The Parliamentary Assembly of the Organization for Co-Operation and Security in Europe (OSCE PA) passed a final resolution at the annual session in Berlin, urging renewed efforts to resolve conflicts, with a particular focus on Ukraine, Georgia, Moldova and the Nagorno-Karabakh conflicts.

The document, adopted by the OSCE Parliamentary Assembly at the 27th annual session, contains several resolutions, among them the aforementioned regarding Georgia - "10 Years after the August War.”

The resolution, which was initiated by Georgian lawmaker Sofio Katsarava, reaffirms the full support for the sovereignty, independence and territorial integrity of Georgia, within its internationally recognized borders.

It expresses deep regret that ten years after the August 2008 war, the conflict between the Russian Federation and Georgia remains unresolved and calls on Russia to fully implement the EU-mediated 12 August 2008 Ceasefire Agreement and withdraw the Russian Federation’s military forces from Georgia’s two occupied regions of Abkhazia and South Ossetia (Tskhinvali).

The document expresses concern over the repeated denial of access to international and regional human rights mechanisms, including the relevant OSCE executive structures to breakaway Abkhazia and Tskhinvali.

In addition, it expresses serious concern over the dire security and humanitarian situation and reports of discrimination based on ethnic grounds in the occupied territories of Georgia. It also reaffirms support for the fundamental rights of hundreds of thousands of internally displaced persons (IDPs) and refugees expelled from Abkhazia and South Ossetia.

The OSCE Parliamentary Assembly calls for the peaceful resolution of the Russian Federation–Georgia conflict, in line with international law and the Helsinki principles.
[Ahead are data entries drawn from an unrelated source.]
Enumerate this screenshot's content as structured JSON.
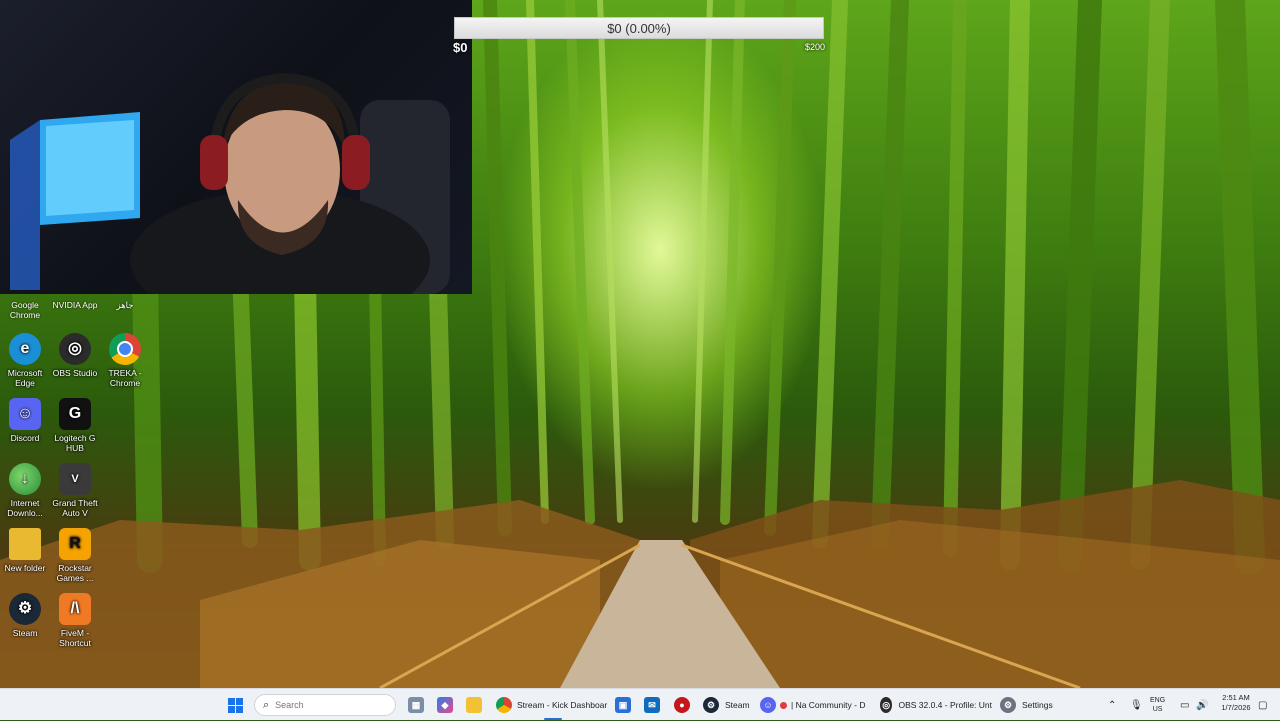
{
  "stream_overlay": {
    "goal_text": "$0 (0.00%)",
    "goal_min": "$0",
    "goal_max": "$200",
    "goal_progress_percent": 0
  },
  "desktop": {
    "top_row": [
      "Google Chrome",
      "NVIDIA App",
      "جاهز"
    ],
    "icons": [
      {
        "label": "Microsoft Edge",
        "icon": "edge-icon",
        "color": "#1a8fd6"
      },
      {
        "label": "OBS Studio",
        "icon": "obs-icon",
        "color": "#2b2b2b"
      },
      {
        "label": "TREKA - Chrome",
        "icon": "chrome-icon",
        "color": "#db4437"
      },
      {
        "label": "Discord",
        "icon": "discord-icon",
        "color": "#5865f2"
      },
      {
        "label": "Logitech G HUB",
        "icon": "logitech-icon",
        "color": "#111111"
      },
      {
        "label": "Internet Downlo...",
        "icon": "idm-icon",
        "color": "#3aa14a"
      },
      {
        "label": "Grand Theft Auto V",
        "icon": "gta-icon",
        "color": "#3a3a3a"
      },
      {
        "label": "New folder",
        "icon": "folder-icon",
        "color": "#e8b931"
      },
      {
        "label": "Rockstar Games ...",
        "icon": "rockstar-icon",
        "color": "#f5a300"
      },
      {
        "label": "Steam",
        "icon": "steam-icon",
        "color": "#1b2838"
      },
      {
        "label": "FiveM - Shortcut",
        "icon": "fivem-icon",
        "color": "#f07a24"
      }
    ]
  },
  "taskbar": {
    "search_placeholder": "Search",
    "apps": [
      {
        "label": "Stream - Kick Dashboar",
        "icon": "chrome-icon"
      },
      {
        "label": "Steam",
        "icon": "steam-icon"
      },
      {
        "label": "| Na Community - D",
        "icon": "discord-icon"
      },
      {
        "label": "OBS 32.0.4 - Profile: Unt",
        "icon": "obs-icon"
      },
      {
        "label": "Settings",
        "icon": "gear-icon"
      }
    ],
    "language": "ENG",
    "region": "US",
    "time": "2:51 AM",
    "date": "1/7/2026"
  }
}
OSCE PA supports the policy of the Government of Georgia towards a peaceful conflict resolution, directed towards the de-occupation of said Georgian regions on the one hand, and the reconciliation and confidence-building between the communities divided by the occupation lines. It also welcomes the new peace initiative of the Government of Georgia - “A Step to a Better Future”, aimed at improving the humanitarian and socio-economic conditions of people residing in Georgia’s occupied regions, as well as towards fostering people-to-people contacts and confidence-building between the divided communities.

The resolution Condemns the killing of Georgian citizens – Archil Tatunashvili, Giga Otkhozoria and Davit Basharuli – in breakaway Abkhazia and Tskhinvali and urges the Russian Federation to “refrain from the obstruction of a thorough investigation conducted by the Georgian authorities on both cases” with the participation of international partners, and that perpetrators are brought to justice.
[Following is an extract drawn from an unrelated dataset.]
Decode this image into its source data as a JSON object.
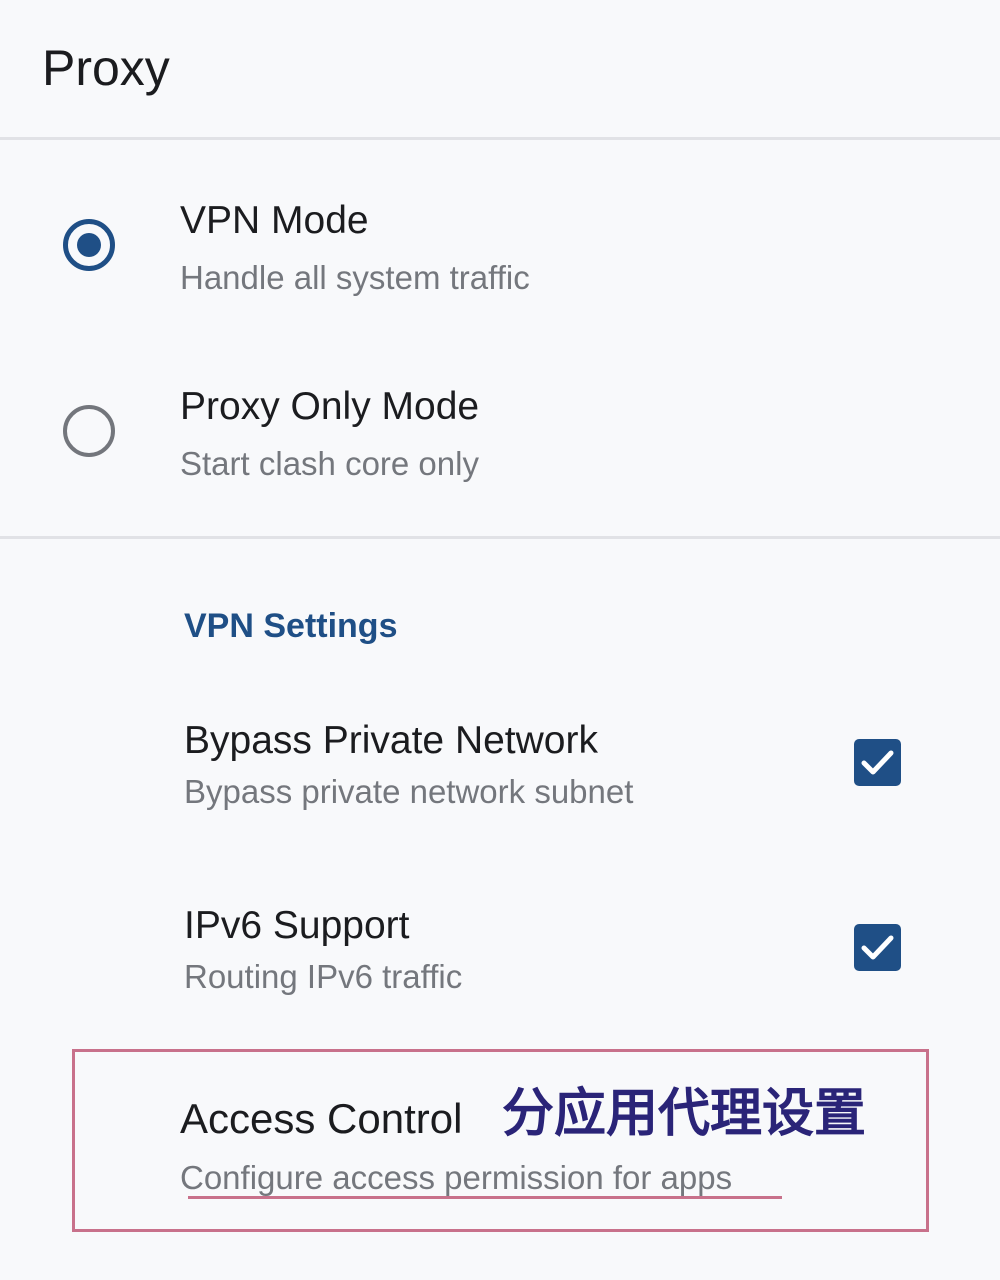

In addition, the document stresses the responsibility of the Russian Federation, “as a power exercising effective control, to uphold the fundamental freedoms and human rights of all people” living in the occupied regions of Georgia and ensure the presence of international human rights monitoring mechanisms on the ground. OSCE PA urges Russia to allow the safe, dignified and unhindered return of displaced persons to their place of origin.

“We have just adopted a Berlin Declaration that we hope will serve to guide our work in the weeks, months and years ahead. We should all work to strengthen the OSCE, including by implementing its principles and communicating its messages to our governments and the people of our home countries. We must let people know the value of this organization and why it matters,” OSCE PA President George Tsereteli from Georgia said in a speech after the adoption of the Declaration.
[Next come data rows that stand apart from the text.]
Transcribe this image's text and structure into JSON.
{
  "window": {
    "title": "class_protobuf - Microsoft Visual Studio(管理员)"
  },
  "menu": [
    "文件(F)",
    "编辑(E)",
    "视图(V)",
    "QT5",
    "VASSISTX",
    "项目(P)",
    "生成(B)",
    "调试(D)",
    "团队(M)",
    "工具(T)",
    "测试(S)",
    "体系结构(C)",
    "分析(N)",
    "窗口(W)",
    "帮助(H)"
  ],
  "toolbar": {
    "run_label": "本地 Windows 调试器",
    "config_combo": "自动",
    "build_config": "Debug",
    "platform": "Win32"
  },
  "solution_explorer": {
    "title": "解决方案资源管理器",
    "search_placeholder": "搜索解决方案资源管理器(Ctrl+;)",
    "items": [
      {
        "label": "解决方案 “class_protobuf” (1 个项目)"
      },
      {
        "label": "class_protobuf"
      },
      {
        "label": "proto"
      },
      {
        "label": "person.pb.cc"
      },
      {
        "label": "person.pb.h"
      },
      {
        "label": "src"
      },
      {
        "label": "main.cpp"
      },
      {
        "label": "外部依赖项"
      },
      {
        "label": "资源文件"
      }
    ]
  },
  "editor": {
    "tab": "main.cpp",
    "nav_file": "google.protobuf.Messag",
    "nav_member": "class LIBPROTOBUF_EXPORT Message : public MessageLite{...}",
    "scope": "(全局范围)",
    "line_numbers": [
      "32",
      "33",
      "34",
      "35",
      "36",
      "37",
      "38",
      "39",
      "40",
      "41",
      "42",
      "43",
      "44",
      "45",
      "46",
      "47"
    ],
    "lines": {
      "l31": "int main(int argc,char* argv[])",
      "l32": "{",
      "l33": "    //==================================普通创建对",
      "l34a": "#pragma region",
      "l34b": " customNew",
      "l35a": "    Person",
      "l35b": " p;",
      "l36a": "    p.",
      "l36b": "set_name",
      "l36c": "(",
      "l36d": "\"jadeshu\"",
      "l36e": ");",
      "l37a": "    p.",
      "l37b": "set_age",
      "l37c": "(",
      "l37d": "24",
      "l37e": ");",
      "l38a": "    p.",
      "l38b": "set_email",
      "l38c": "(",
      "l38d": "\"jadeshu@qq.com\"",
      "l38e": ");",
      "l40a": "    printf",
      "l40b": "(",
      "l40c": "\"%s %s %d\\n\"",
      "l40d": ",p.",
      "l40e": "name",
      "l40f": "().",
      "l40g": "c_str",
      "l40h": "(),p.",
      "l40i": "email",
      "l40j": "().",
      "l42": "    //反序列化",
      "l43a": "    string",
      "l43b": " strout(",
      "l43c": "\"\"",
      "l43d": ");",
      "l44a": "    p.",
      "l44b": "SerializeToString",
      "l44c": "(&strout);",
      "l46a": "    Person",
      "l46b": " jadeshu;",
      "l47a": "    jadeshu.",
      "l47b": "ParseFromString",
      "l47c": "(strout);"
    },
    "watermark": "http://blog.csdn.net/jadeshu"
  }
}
Nearly 300 parliamentarians from 53 OSCE participating States and four Partners for Co-operation participated in the 27th Annual Session, which took place on 7-11 July at the Reichstag building in Berlin under the theme “Implementing OSCE Commitments: The Role of Parliaments.”

August 8-12 marks 10 years since the Georgia-Russia five-day war of 2008, which left Georgia’s South Ossetia and Abkhazia regions occupied by Russia, and resulted in around 170 servicemen, 14 policemen, and 228 civilians from Georgia losing their lives, with a further 1,747 wounded. The August war displaced 192,000 people in Georgia. Many were able to return to their homes after the war, but around 20,270 people still remain displaced.

Russia recognized the independence of Abkhazia and South Ossetia from Georgia on August 26; in response, the Georgian government cut diplomatic relations with Russia.

By Thea Morrison

12 July 2018 20:42